TASK TO CARRY OUT
Search the entries below for "para". Report each line where it occurs.

RECORDS FOR THE TASK
"""
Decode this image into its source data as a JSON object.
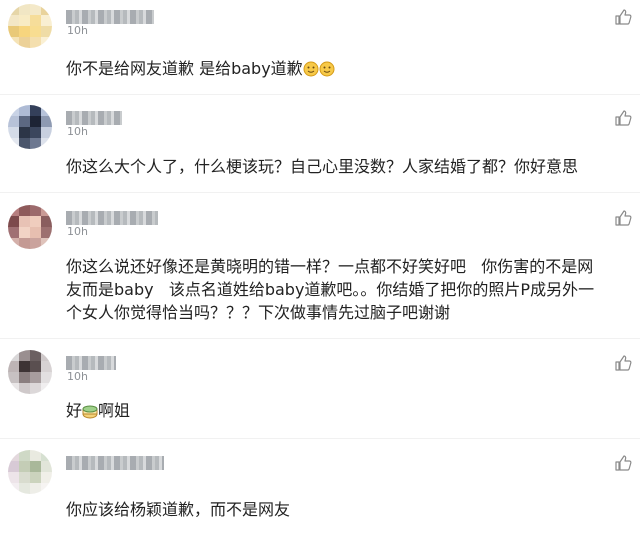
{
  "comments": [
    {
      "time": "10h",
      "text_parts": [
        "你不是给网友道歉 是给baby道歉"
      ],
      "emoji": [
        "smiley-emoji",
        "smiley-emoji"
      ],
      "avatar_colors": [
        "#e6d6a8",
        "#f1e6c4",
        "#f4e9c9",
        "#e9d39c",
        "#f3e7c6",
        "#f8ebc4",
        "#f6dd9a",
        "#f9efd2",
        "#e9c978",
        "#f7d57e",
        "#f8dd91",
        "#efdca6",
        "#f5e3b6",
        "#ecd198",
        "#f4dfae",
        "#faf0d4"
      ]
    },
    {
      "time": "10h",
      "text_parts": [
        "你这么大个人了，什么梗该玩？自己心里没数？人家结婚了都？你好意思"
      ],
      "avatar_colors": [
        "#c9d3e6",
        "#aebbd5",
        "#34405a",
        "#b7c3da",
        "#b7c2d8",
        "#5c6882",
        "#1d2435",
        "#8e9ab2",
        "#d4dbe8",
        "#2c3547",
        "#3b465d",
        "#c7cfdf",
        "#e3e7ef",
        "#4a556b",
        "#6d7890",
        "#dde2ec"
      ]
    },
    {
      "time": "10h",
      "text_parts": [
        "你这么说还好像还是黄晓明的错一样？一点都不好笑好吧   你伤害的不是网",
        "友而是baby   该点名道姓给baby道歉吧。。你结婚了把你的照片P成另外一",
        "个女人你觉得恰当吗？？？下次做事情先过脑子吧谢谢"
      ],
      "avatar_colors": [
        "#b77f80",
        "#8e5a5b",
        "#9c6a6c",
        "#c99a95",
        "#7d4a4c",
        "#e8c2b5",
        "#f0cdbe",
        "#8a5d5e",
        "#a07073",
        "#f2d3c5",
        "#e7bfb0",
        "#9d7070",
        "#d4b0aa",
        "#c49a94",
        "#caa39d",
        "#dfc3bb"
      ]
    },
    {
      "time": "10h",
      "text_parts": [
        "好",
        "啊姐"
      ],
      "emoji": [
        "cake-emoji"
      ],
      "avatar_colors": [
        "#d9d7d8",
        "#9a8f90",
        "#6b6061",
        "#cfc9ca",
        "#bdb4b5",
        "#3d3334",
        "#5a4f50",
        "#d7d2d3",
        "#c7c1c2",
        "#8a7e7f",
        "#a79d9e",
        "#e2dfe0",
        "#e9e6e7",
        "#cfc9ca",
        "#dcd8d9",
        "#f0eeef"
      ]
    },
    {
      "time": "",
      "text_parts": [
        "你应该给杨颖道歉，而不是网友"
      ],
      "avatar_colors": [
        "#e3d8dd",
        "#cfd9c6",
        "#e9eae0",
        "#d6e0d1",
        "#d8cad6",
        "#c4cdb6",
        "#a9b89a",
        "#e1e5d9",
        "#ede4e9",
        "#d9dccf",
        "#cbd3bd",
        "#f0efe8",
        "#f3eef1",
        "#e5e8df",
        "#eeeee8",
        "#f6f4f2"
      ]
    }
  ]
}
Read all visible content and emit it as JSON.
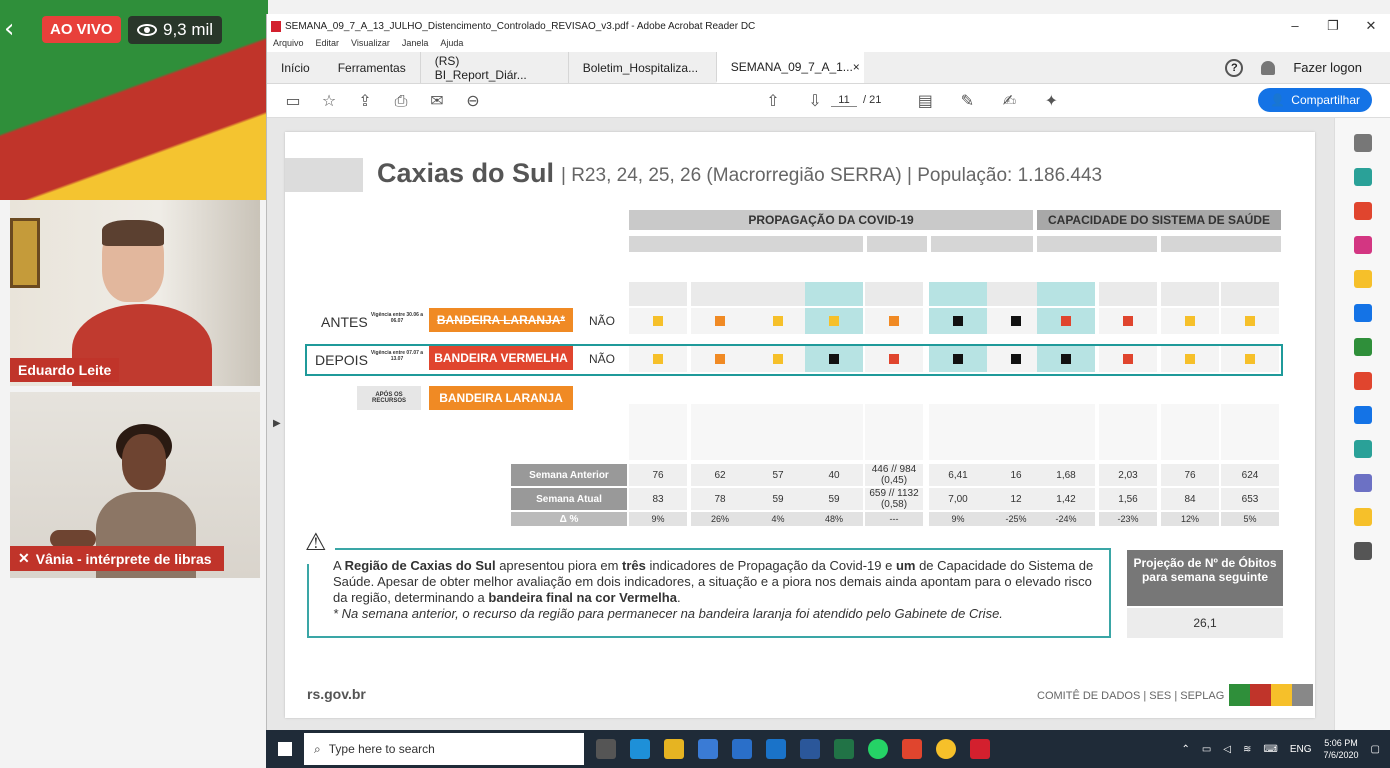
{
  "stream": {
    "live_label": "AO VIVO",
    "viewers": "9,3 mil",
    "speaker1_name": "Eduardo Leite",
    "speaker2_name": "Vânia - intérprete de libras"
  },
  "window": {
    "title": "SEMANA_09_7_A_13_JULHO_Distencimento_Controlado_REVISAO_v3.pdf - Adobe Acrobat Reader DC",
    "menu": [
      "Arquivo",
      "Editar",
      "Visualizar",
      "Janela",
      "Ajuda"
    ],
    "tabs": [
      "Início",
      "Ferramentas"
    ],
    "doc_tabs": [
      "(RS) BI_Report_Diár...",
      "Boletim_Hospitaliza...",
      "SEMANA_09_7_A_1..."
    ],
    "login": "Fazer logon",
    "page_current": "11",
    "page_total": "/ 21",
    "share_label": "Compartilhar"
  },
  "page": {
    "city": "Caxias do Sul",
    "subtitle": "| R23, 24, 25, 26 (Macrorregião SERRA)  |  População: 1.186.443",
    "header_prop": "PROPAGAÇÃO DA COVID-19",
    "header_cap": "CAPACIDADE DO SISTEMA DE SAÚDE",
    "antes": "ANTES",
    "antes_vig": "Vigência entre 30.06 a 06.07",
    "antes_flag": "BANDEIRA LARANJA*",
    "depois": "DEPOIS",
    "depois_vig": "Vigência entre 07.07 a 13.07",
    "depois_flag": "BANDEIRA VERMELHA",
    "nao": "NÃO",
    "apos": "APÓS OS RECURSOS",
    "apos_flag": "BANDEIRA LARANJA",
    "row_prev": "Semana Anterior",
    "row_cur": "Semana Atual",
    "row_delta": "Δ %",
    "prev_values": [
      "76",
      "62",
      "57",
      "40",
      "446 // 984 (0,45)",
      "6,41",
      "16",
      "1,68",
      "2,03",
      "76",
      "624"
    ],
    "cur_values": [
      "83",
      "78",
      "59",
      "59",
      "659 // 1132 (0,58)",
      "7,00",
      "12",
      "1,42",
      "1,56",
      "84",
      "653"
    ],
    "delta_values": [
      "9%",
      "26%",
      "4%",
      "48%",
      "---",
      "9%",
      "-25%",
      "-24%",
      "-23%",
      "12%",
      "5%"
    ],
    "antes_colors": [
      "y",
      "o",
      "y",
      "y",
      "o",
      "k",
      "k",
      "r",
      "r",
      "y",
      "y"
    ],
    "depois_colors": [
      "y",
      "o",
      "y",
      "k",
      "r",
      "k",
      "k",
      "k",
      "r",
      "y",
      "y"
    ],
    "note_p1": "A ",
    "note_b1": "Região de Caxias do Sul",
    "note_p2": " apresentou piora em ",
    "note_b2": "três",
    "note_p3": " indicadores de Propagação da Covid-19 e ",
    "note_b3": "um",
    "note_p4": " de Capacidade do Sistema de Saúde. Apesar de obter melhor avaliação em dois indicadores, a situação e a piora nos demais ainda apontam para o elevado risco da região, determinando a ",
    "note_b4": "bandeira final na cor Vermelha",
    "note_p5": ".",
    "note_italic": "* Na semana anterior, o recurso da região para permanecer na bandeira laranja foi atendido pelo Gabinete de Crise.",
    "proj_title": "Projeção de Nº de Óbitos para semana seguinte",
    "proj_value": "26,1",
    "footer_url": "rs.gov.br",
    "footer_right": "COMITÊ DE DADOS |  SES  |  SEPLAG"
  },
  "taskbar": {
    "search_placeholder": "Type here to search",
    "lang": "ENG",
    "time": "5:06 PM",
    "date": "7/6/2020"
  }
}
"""
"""
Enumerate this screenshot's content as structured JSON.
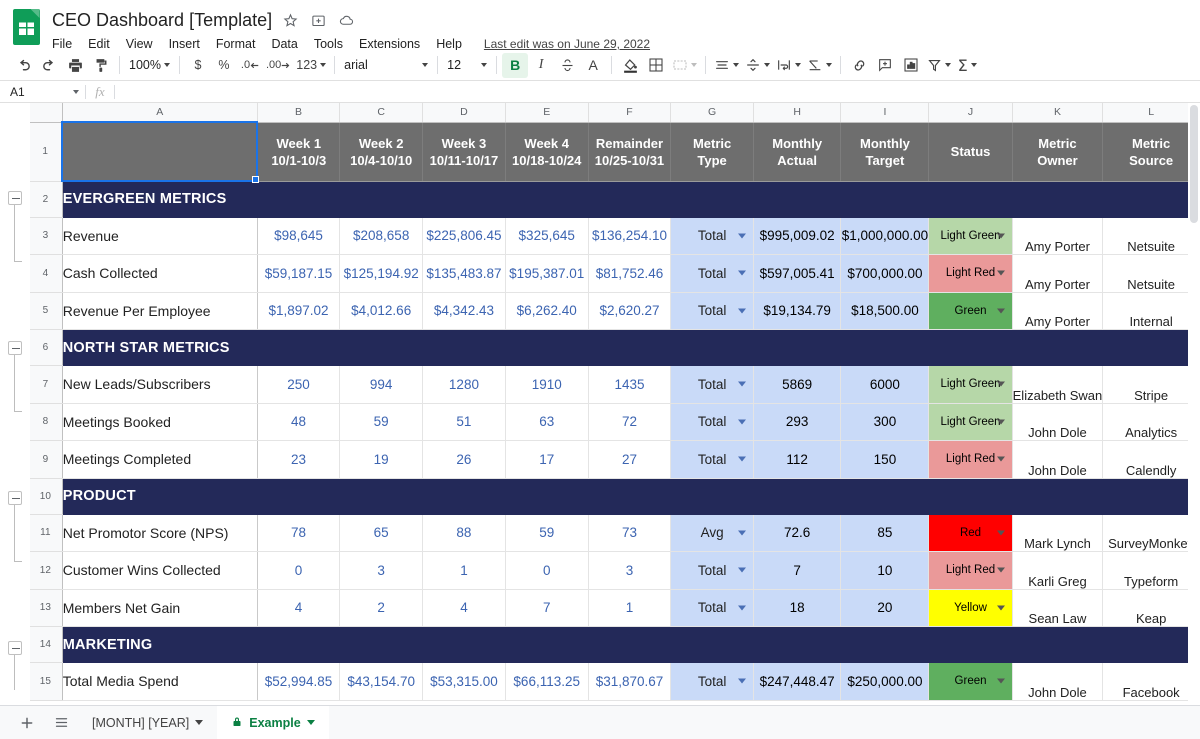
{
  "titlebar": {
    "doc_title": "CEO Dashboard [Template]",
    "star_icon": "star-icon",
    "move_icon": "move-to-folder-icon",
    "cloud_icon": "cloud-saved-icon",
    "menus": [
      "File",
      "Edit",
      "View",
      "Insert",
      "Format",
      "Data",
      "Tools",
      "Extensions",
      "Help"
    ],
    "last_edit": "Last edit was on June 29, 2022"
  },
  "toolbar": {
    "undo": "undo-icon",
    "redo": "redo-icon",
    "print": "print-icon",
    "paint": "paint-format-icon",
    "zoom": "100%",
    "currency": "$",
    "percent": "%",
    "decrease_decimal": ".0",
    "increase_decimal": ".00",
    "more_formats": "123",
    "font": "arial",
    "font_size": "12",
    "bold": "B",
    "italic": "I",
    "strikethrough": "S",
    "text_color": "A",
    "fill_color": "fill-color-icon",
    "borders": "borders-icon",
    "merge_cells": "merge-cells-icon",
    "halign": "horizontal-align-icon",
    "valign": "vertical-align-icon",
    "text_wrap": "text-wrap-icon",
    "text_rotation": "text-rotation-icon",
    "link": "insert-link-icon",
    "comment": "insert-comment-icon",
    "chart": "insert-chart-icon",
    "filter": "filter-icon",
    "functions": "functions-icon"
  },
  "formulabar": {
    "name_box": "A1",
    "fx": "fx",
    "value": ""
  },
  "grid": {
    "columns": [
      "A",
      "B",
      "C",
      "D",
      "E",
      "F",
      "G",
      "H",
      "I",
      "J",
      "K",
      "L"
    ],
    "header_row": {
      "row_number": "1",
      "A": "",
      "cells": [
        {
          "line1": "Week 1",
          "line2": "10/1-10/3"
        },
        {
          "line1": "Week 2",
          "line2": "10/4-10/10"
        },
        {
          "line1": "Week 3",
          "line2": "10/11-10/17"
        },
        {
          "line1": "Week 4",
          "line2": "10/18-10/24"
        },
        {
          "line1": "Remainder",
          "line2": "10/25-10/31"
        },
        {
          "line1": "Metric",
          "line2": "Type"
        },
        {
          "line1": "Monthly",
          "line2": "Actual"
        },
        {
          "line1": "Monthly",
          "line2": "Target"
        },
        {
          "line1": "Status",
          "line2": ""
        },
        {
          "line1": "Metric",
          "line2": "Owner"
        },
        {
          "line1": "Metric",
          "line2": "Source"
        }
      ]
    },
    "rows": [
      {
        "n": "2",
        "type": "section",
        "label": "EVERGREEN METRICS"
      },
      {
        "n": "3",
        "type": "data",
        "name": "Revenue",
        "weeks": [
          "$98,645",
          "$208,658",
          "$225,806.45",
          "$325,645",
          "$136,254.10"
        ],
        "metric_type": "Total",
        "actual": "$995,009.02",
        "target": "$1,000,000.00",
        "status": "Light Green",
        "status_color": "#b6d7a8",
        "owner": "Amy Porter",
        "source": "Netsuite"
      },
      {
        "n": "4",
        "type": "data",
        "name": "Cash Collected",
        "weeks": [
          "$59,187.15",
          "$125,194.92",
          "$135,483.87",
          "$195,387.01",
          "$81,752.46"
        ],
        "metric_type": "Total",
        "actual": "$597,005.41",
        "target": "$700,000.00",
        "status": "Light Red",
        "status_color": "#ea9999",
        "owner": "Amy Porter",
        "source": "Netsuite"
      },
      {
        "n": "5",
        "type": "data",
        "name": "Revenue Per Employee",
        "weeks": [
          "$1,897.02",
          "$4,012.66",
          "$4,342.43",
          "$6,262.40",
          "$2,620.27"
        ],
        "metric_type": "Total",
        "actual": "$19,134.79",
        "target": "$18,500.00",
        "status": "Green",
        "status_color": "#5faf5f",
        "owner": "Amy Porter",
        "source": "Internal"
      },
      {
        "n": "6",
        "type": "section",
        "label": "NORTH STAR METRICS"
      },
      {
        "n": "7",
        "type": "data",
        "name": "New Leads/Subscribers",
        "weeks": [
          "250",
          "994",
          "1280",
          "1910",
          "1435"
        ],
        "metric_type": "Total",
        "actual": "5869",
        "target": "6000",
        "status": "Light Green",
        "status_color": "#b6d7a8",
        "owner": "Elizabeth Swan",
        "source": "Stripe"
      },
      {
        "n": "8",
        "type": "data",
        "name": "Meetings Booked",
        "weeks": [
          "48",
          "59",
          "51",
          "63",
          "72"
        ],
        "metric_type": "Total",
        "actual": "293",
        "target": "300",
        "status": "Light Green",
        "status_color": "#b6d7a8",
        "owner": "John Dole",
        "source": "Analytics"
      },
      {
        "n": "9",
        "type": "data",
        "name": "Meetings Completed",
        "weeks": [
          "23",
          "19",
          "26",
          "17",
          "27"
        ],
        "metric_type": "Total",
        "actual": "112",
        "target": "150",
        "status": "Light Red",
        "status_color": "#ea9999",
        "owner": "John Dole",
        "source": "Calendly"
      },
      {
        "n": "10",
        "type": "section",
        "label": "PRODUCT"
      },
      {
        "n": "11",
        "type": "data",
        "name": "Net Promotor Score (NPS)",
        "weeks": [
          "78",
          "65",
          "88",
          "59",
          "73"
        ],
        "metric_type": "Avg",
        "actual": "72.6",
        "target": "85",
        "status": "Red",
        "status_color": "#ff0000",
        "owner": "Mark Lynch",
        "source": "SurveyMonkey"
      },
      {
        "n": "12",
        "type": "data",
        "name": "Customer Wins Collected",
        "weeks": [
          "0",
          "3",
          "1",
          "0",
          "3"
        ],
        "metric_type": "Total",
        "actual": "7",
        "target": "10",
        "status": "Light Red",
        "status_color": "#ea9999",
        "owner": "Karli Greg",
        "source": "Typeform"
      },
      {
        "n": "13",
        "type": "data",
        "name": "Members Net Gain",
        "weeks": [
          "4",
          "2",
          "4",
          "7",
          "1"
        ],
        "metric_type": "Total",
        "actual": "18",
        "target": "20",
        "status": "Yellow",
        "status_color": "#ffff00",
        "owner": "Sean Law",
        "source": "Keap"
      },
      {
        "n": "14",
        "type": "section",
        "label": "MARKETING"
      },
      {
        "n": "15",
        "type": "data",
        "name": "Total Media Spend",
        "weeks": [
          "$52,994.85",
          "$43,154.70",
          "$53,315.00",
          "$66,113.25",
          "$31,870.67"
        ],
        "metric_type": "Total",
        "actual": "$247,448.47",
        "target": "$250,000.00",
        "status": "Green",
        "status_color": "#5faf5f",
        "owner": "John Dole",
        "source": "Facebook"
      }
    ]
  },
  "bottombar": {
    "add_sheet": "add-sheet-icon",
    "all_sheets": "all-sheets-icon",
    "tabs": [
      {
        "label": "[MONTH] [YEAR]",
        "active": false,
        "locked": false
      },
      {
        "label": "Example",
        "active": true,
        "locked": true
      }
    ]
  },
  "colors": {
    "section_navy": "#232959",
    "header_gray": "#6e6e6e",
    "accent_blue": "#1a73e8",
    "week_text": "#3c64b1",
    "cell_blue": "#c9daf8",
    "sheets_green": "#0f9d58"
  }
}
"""
SOLVED EXERCISE
    "note_p4": " de Capacidade do Sistema de Saúde. Apesar de obter melhor avaliação em dois indicadores, a situação e a piora nos demais ainda apontam para o elevado risco da região, determinando a ",
    "note_italic": "* Na semana anterior, o recurso da região para permanecer na bandeira laranja foi atendido pelo Gabinete de Crise.",
    "proj_title": "Projeção de Nº de Óbitos para semana seguinte",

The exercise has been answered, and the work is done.